One cardinal rule is this: after it’s done blooming, pruning can happen. So we start in late June by pruning the early spring flowering plants such as quince, fothergilla, lilac and forsythia. Later we’ll turn to rhododendrons, azaleas, weigelas, and the like. Evergreens such as yew, holly and boxwood are pruned in the summer once their bright green new growth hardens off. And we will also prune vegetative growth (meaning just leaves on a tall shooting sucker, no flower buds) from wisteria, rose and honeysuckle. Small flowering trees such as crabapple, dogwood and styrax can also be pruned in summer. We wait until August to prune birch and Japanese maple trees so that they do not bleed sap as they do in the spring.
Here at PBOG, we prefer a naturalistic style of pruning rather than shearing plants into balls. So you’ll see us out with our hand pruners, saws of all sizes, and loppers. This technique promotes openness so that air can circulate among the branches and leaves, leading to better overall plant health. There will be fewer hiding places for pests and diseases to gather.
If height needs to be reduced below a window, for example, we will work carefully to remove the tallest branches in a manner that will still promote natural form and bloom. Or we may recommend moving that particular shrub so that it can reach its full potential and suggest a more compact plant for the spot beneath the window.

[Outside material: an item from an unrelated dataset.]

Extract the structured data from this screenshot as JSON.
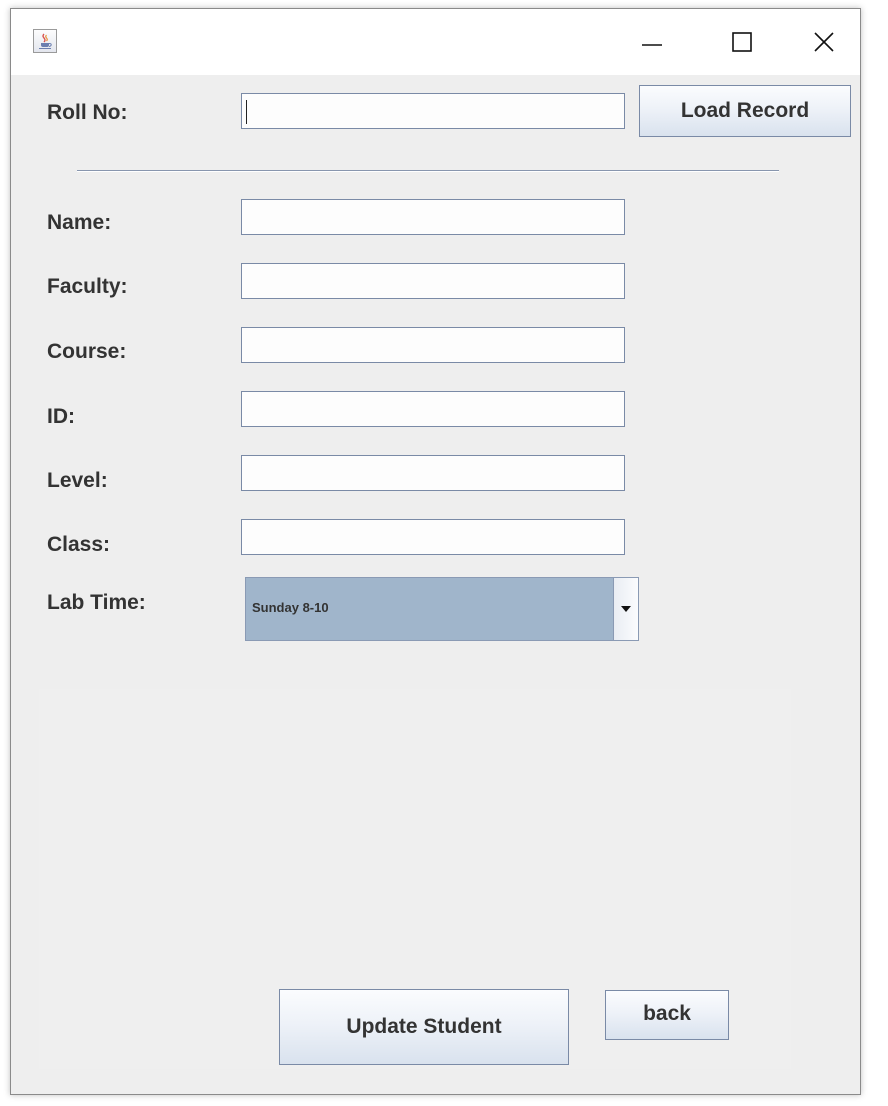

Priscilla is also available for one-on-one garden coaching sessions where she’ll teach you how to prune! Please schedule your appointment here (firstname.lastname@example.org).